Here is a quick rundown of the maximum time for each metric on the Lighthouse v6 calculator that still results in a minimum score of 90:
Lighthouse recommends (1) using simulated throttling that matches Google’s “Slow 3G” speed for the mobile portion, (2) running multiple measurements, and (3) using a consistent environment over time for benchmarking.
Something important to note is that variability is inherent in Lighthouse measurements, and not all can be mitigated by following these strategies. In our next post in this series, we will address some of the issues inherent with Lighthouse and the decision to use simulated throttling for measurements.
Measuring Lighthouse metrics with any other tool will result in different numbers. Monitoring these metrics synthetically without Lighthouse or monitoring them in real user traffic will result in different measured values than the values measured through Lighthouse.
For instance, Lighthouse generates its own measures of LCP through the simulated throttling mechanism. Here are two cases where that matters:
While Lighthouse results might correlate to the results generate by these other tools, the results for each tool are relative to themselves.
Still, because each metric has a specific method for calculation, improving the measurements for a metric using one tool should result in some improvement when measuring the same metric with a different tool. To continue the example, improving LCP for your real users should also improve LCP when you measure it during a synthetic page load or using Lighthouse.

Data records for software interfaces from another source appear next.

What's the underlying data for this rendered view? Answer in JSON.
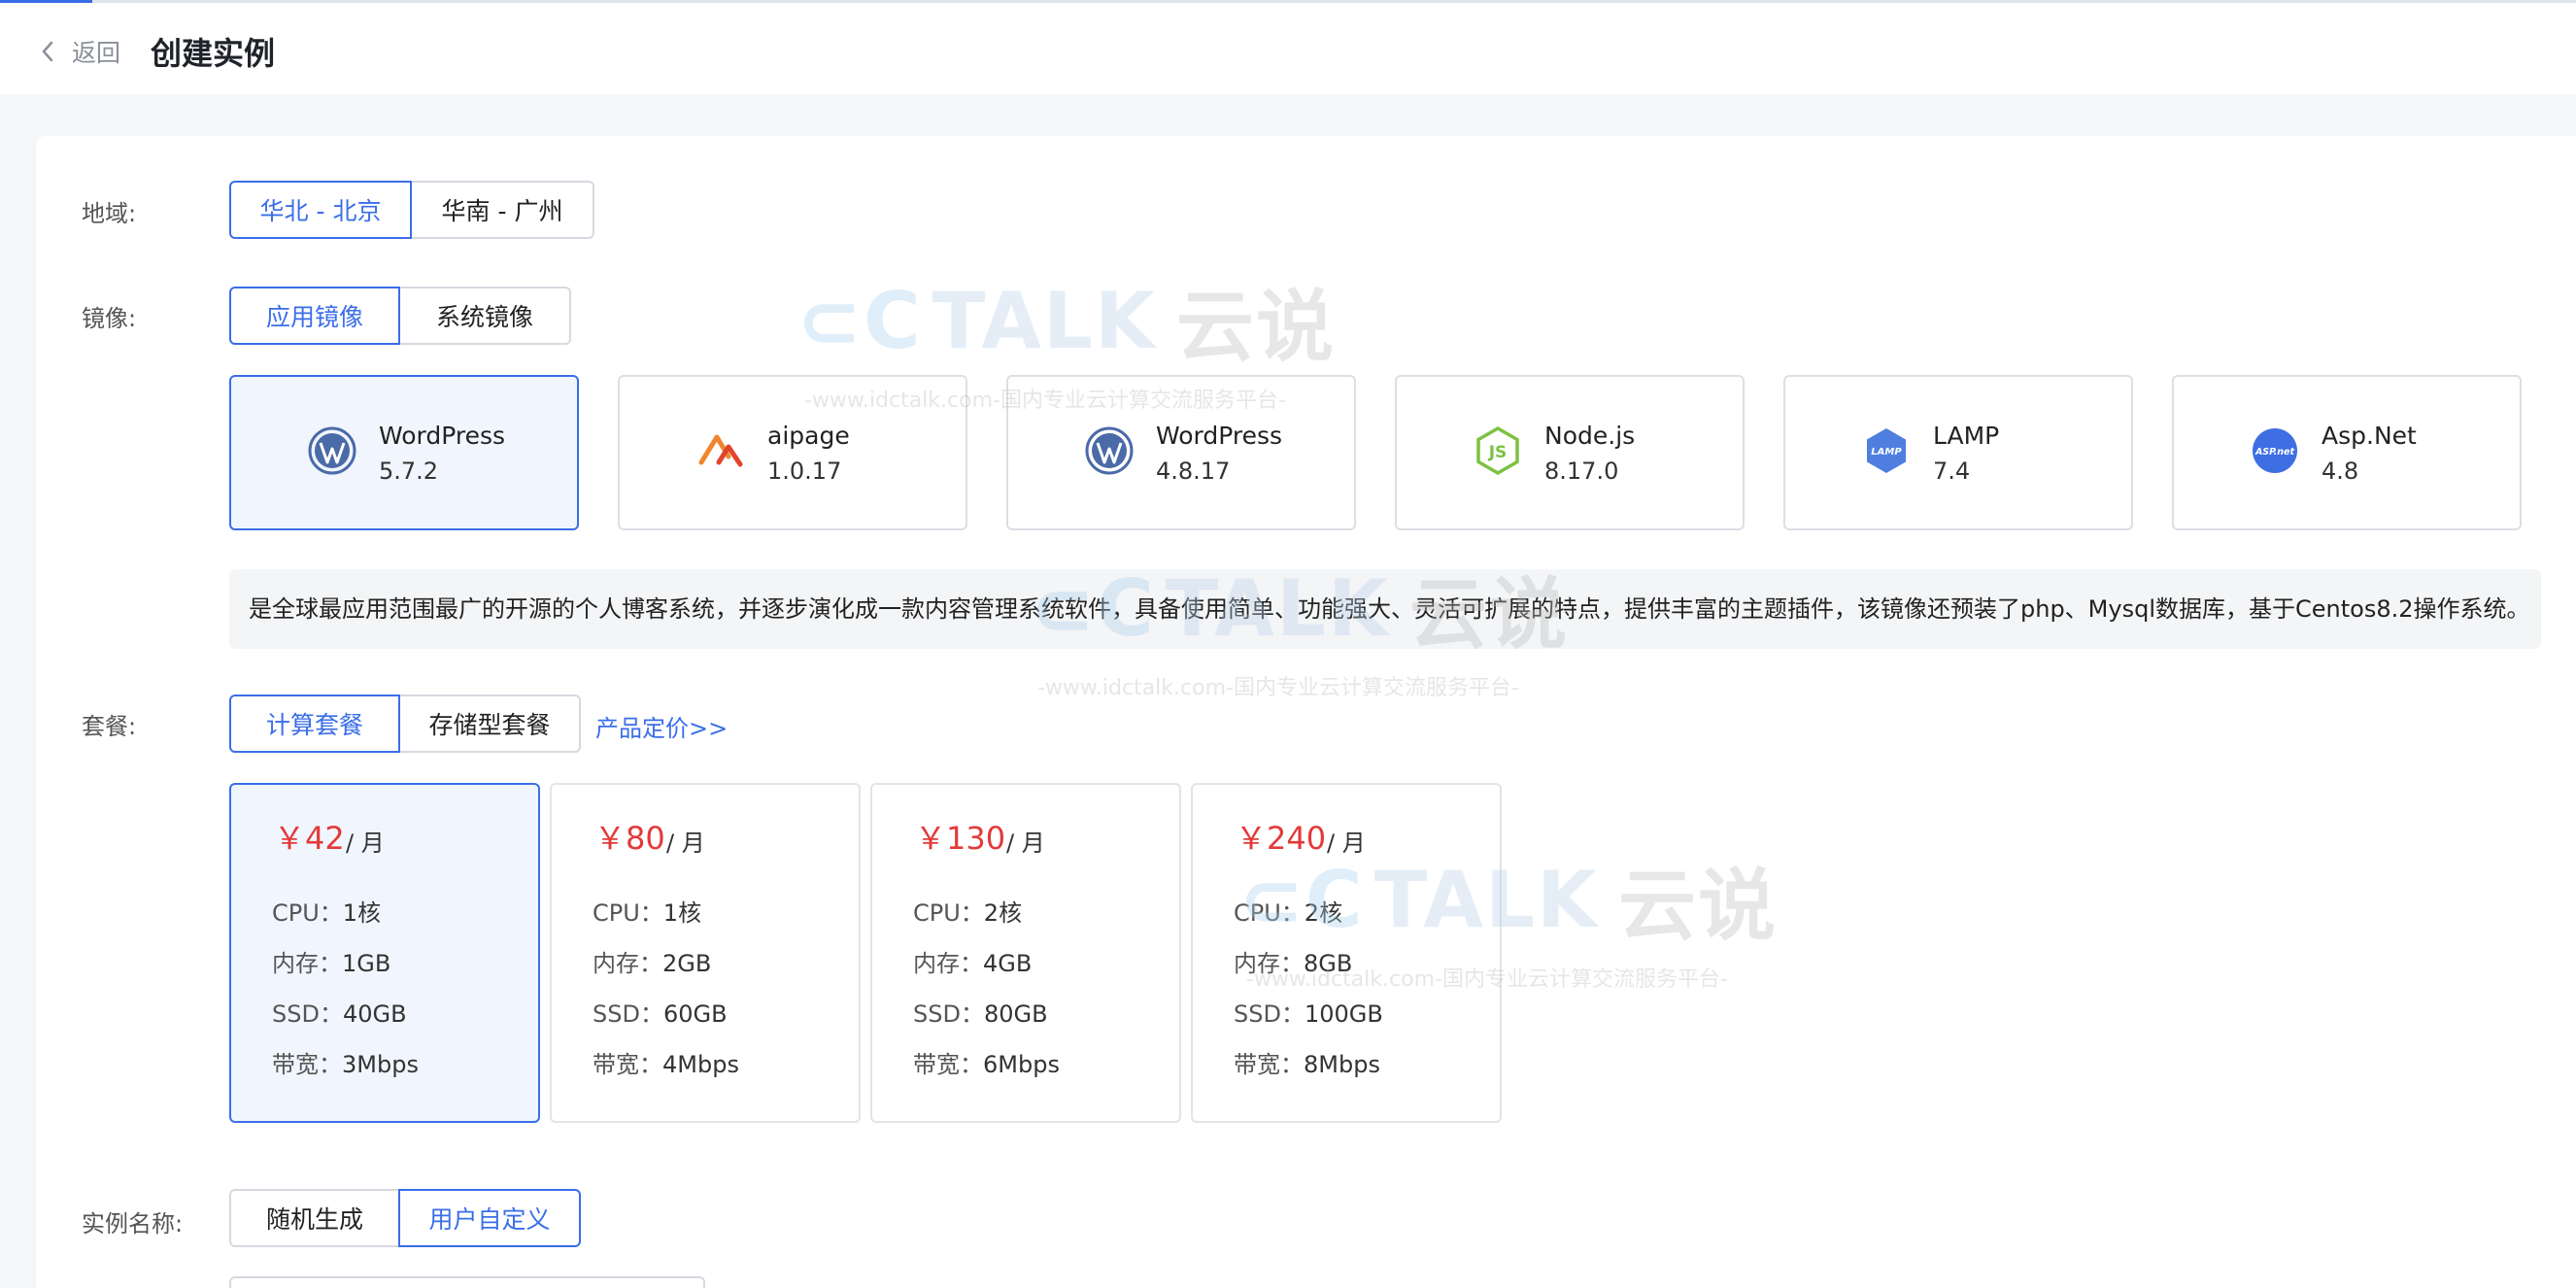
{
  "header": {
    "back_label": "返回",
    "title": "创建实例"
  },
  "region": {
    "label": "地域:",
    "options": [
      "华北 - 北京",
      "华南 - 广州"
    ],
    "selected": "华北 - 北京"
  },
  "image": {
    "label": "镜像:",
    "types": [
      "应用镜像",
      "系统镜像"
    ],
    "selected_type": "应用镜像",
    "items": [
      {
        "name": "WordPress",
        "version": "5.7.2",
        "icon": "wordpress-icon"
      },
      {
        "name": "aipage",
        "version": "1.0.17",
        "icon": "aipage-icon"
      },
      {
        "name": "WordPress",
        "version": "4.8.17",
        "icon": "wordpress-icon"
      },
      {
        "name": "Node.js",
        "version": "8.17.0",
        "icon": "nodejs-icon"
      },
      {
        "name": "LAMP",
        "version": "7.4",
        "icon": "lamp-icon"
      },
      {
        "name": "Asp.Net",
        "version": "4.8",
        "icon": "aspnet-icon"
      }
    ],
    "selected_index": 0,
    "description": "是全球最应用范围最广的开源的个人博客系统，并逐步演化成一款内容管理系统软件，具备使用简单、功能强大、灵活可扩展的特点，提供丰富的主题插件，该镜像还预装了php、Mysql数据库，基于Centos8.2操作系统。"
  },
  "plan": {
    "label": "套餐:",
    "types": [
      "计算套餐",
      "存储型套餐"
    ],
    "selected_type": "计算套餐",
    "pricing_link": "产品定价>>",
    "items": [
      {
        "price": "￥42",
        "unit": "/ 月",
        "cpu_k": "CPU：",
        "cpu": "1核",
        "mem_k": "内存：",
        "mem": "1GB",
        "ssd_k": "SSD：",
        "ssd": "40GB",
        "bw_k": "带宽：",
        "bw": "3Mbps"
      },
      {
        "price": "￥80",
        "unit": "/ 月",
        "cpu_k": "CPU：",
        "cpu": "1核",
        "mem_k": "内存：",
        "mem": "2GB",
        "ssd_k": "SSD：",
        "ssd": "60GB",
        "bw_k": "带宽：",
        "bw": "4Mbps"
      },
      {
        "price": "￥130",
        "unit": "/ 月",
        "cpu_k": "CPU：",
        "cpu": "2核",
        "mem_k": "内存：",
        "mem": "4GB",
        "ssd_k": "SSD：",
        "ssd": "80GB",
        "bw_k": "带宽：",
        "bw": "6Mbps"
      },
      {
        "price": "￥240",
        "unit": "/ 月",
        "cpu_k": "CPU：",
        "cpu": "2核",
        "mem_k": "内存：",
        "mem": "8GB",
        "ssd_k": "SSD：",
        "ssd": "100GB",
        "bw_k": "带宽：",
        "bw": "8Mbps"
      }
    ],
    "selected_index": 0
  },
  "instance_name": {
    "label": "实例名称:",
    "options": [
      "随机生成",
      "用户自定义"
    ],
    "selected": "用户自定义"
  },
  "watermark": {
    "brand_prefix": "TALK",
    "brand_cn": "云说",
    "url_text": "-www.idctalk.com-国内专业云计算交流服务平台-"
  },
  "colors": {
    "accent": "#3a6ee8",
    "price": "#e23a3a",
    "selected_bg": "#f1f6fe"
  }
}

Lighthouse performance metrics are centered around user experience. Tracking them with real user monitoring is a great idea because you can correlate them to business outcomes. Using Blue Triangle, that correlation becomes even more powerful — performance gets tied to outcomes on individual pages and on specific paths through your web application.
Monitoring the same metrics over time with synthetic monitors is also a good idea. The consistency synthetics provide will allow you to see instantly when a metric that your users rely on is suffering.
We believe knowing the strengths and limitations of the different tools at your disposal is essential in an ever-changing environment like the web. In our next part in this series, we will talk about preparing for some of the changes Google will be making to its performance scoring in the future, as well as what exact performance aspects influence the SEO of sites.
Let us know if you have any questions!